Adler is also in talks to sell 14,300 apartments for around €1 bn to a foreign investment manager, tipped to be KKR working with its German investment subsidiary, Velero, which KKR acquired in December 2020.
Takeovers by publics
Apart from the Vonovia/DW tie-up, there have been no fewer than 14 M&A transactions of scale (see box). In the public sector, Castellum Aktiebolag of Sweden bought Kungsleden Aktiebolag in a €2.6 bn deal as well as Kielo for €640 mln.
Tel Aviv-listed Gazit Globe took over listed retail property company Atrium European Real Estate for €1.45 bn, while newly listed CTP took over industrial specialist Deutsche Industrie for €800 mln. Elsewhere, Spain’s Immobiliaria Colonial bought out 100% of shares in its French subsidiary Société Foncière Lyonnaise (SFL) for £800 mln (€890 mln).
Public US company Medical Properties Trust acquired a portfolio of select Priory behavioural health facilities in the UK for €953 mln while Waterland Private Equity Investments took over Priory’s operations.
One of the standout themes has been the interest in digital infrastructure, now being seen by many as real estate investment – not just infrastructure.
Data centres as well as telecoms masts have been big business this year and at the centre of three huge transactions. KKR and Global Infrastructure Partners took over CyrusOn Inc for €13.3 bn, giving them access to pan-European, Latin American and Singaporean assets.
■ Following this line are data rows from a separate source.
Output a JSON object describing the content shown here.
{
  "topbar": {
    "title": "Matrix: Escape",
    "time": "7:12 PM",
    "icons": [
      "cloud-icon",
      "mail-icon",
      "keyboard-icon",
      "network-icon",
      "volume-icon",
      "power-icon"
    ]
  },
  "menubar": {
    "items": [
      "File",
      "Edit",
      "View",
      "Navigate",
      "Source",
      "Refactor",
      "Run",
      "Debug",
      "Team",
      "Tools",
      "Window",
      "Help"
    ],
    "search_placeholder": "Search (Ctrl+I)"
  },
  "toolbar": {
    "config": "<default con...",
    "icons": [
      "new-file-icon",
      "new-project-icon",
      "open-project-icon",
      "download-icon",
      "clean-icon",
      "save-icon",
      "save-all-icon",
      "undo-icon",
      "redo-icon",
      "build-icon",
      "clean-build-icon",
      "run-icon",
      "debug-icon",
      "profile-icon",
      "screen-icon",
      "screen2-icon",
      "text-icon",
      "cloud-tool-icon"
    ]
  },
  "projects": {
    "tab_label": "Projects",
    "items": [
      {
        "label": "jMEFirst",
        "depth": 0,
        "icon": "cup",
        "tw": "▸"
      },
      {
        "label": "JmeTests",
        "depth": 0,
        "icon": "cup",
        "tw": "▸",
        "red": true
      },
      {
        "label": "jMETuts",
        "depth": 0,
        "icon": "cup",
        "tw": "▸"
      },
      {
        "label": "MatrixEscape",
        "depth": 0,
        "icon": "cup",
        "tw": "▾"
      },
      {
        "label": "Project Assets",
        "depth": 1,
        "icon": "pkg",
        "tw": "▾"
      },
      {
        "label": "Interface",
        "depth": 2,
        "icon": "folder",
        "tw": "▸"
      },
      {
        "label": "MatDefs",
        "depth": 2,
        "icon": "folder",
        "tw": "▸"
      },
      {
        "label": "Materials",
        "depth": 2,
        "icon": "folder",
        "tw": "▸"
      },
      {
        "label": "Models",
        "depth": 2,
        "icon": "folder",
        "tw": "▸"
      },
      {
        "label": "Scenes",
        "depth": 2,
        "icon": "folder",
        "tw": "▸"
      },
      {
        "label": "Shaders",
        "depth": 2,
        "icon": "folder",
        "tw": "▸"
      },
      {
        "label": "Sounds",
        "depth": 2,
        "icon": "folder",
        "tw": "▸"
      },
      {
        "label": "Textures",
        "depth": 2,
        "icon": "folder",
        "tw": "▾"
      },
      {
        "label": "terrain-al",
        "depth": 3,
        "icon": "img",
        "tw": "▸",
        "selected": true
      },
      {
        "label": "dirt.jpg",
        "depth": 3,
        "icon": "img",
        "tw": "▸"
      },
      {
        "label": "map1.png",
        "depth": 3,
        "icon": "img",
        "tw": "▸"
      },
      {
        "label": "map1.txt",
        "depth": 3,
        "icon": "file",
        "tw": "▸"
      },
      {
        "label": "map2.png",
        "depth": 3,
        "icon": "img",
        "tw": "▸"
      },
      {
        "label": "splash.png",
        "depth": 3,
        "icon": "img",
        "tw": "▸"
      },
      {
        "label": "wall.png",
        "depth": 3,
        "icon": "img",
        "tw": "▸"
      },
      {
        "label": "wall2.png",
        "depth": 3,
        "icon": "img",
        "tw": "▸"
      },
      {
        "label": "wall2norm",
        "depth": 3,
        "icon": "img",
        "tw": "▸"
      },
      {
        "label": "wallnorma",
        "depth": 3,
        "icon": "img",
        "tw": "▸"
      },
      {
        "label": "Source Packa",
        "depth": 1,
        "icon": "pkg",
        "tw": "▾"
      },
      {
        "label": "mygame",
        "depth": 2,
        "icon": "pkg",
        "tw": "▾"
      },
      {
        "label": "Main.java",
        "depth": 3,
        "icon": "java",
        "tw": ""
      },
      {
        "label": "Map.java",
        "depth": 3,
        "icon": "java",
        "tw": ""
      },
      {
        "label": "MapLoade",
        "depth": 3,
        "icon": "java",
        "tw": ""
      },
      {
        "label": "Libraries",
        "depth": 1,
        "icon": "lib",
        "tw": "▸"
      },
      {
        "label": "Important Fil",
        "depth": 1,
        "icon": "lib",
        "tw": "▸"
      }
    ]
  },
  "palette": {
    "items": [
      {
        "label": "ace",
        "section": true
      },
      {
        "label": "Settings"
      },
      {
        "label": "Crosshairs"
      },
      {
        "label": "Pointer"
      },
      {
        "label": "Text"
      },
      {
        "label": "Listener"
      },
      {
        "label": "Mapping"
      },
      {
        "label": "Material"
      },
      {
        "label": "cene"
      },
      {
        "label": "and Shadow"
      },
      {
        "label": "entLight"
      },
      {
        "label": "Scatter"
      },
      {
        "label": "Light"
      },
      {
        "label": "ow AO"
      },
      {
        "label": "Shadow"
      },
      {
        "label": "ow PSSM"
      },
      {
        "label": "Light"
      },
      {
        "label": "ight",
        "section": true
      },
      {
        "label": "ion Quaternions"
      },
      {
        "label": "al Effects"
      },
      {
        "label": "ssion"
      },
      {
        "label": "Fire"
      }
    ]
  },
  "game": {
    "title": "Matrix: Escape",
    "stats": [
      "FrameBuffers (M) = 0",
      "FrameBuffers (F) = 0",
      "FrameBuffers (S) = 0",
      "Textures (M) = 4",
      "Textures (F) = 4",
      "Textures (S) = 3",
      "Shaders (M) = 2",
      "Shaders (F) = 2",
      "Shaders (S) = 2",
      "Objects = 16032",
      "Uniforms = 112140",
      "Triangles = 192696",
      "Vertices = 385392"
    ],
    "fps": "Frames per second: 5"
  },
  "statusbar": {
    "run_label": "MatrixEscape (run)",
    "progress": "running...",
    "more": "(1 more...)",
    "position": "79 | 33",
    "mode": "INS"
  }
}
Also, this year, GIC agreed a $3.9 bn (€3.47 bn) investment as part of an existing JV with digital infrastructure firm Equinix to develop and operate 32 xScale data centres across Europe, APAC, South and Central America. Data centres will be built in Dublin (3), Frankfurt (5), Helsinki (1), London (2), Madrid (2), Milan (1), Paris (4), and Warsaw (1). Meanwhile, a US REIT sold telecoms mast company ATC Europe for €1.6 bn to Caisse de Dépôt et Placement du Québec.
Now, there is the very strong prospect of an $11 bn (€9.8 bn) takeover of data centre company Global Switch Holdings with KKR, Equinix, DigitalBridge Group, and Digital Realty Trust reportedly among potential suitors.
In the top 25 transactions, four were in the retail sector. Science parks showed up strongly, given Oaktree Capital Management/ GIC’s purchase for €1.2 bn of High Tech Campus Eindhoven. Brookfield’s €835 mln private purchase of Arlington in the UK fell just outside the top 25 yet was another significant deal in the sector.